---------- Provided information ----------

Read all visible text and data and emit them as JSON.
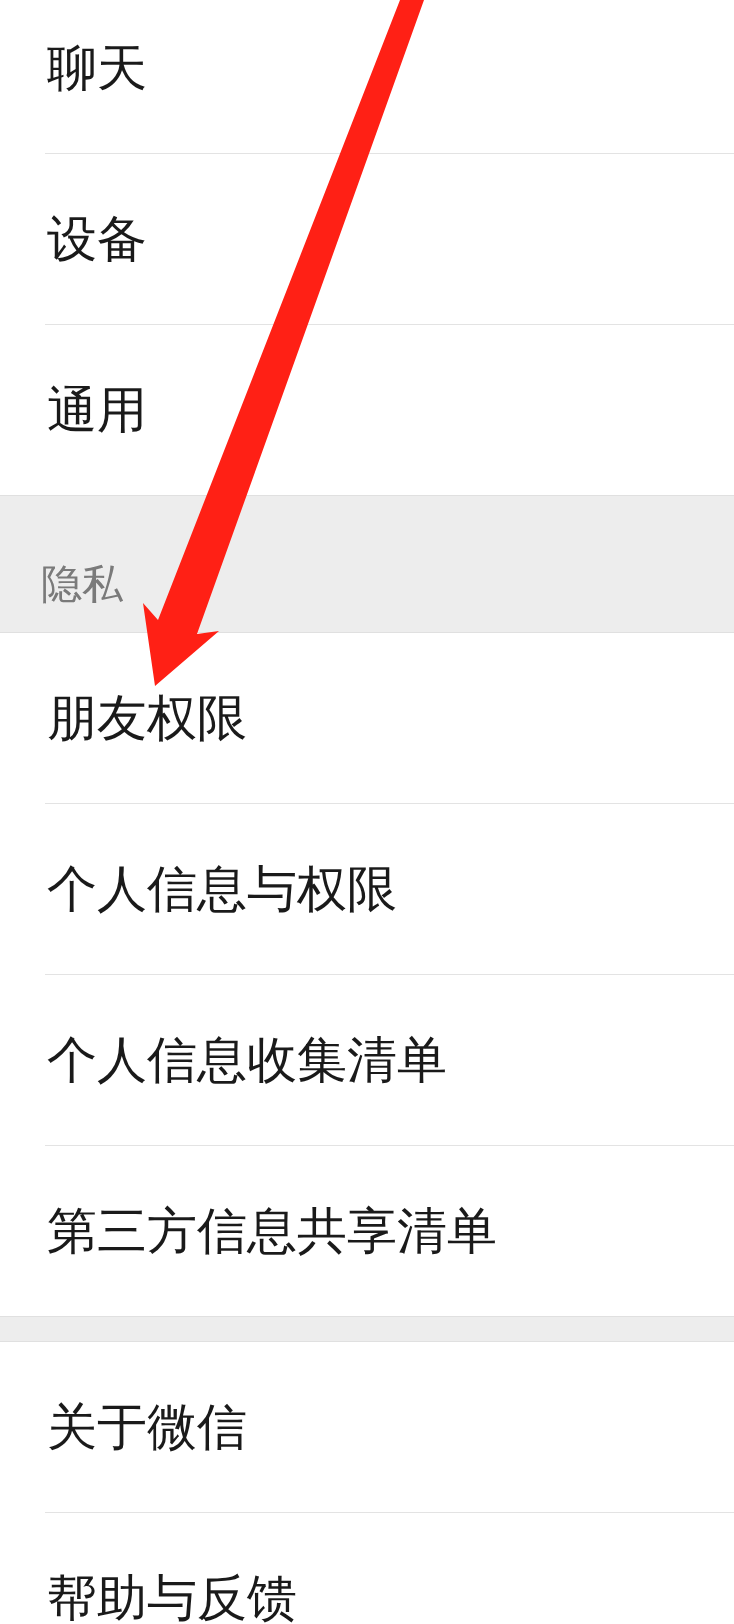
{
  "sections": [
    {
      "items": [
        "聊天",
        "设备",
        "通用"
      ]
    },
    {
      "header": "隐私",
      "items": [
        "朋友权限",
        "个人信息与权限",
        "个人信息收集清单",
        "第三方信息共享清单"
      ]
    },
    {
      "items": [
        "关于微信",
        "帮助与反馈"
      ]
    }
  ]
}
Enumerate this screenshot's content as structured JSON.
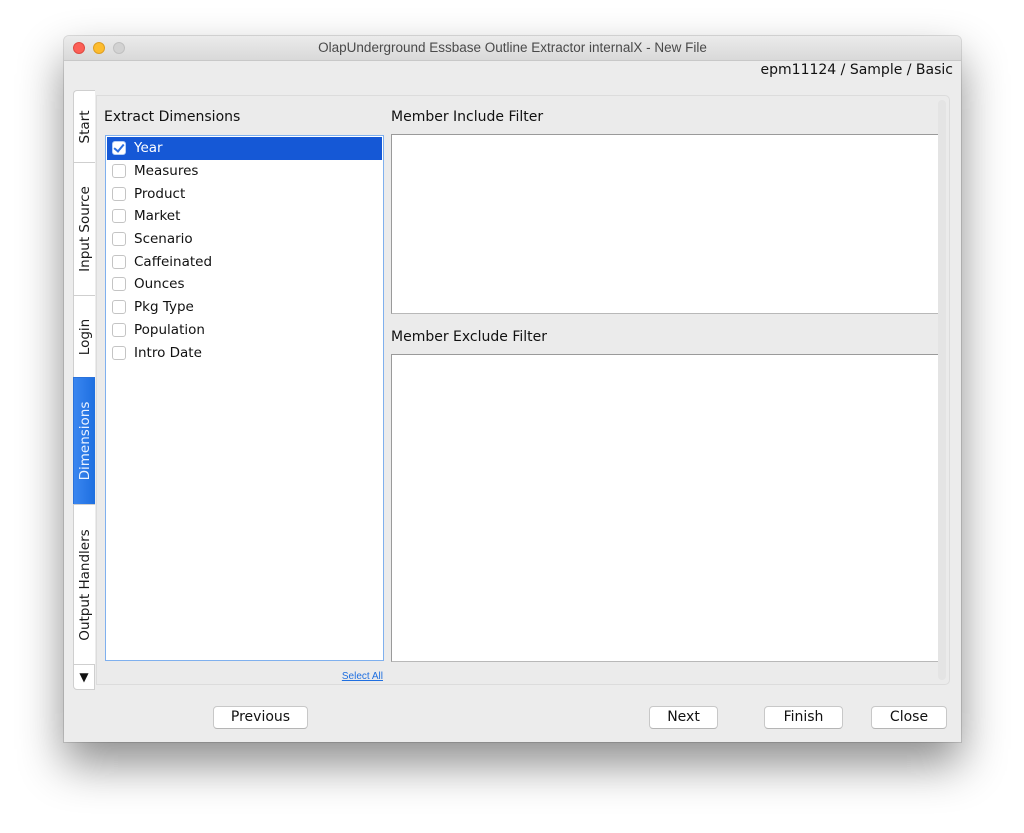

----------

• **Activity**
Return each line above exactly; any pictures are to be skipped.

• **Task answer**
Read all visible text and data and emit them as JSON.
{
  "sections": [
    {
      "items": [
        "聊天",
        "设备",
        "通用"
      ]
    },
    {
      "header": "隐私",
      "items": [
        "朋友权限",
        "个人信息与权限",
        "个人信息收集清单",
        "第三方信息共享清单"
      ]
    },
    {
      "items": [
        "关于微信",
        "帮助与反馈"
      ]
    }
  ]
}
Enumerate this screenshot's content as structured JSON.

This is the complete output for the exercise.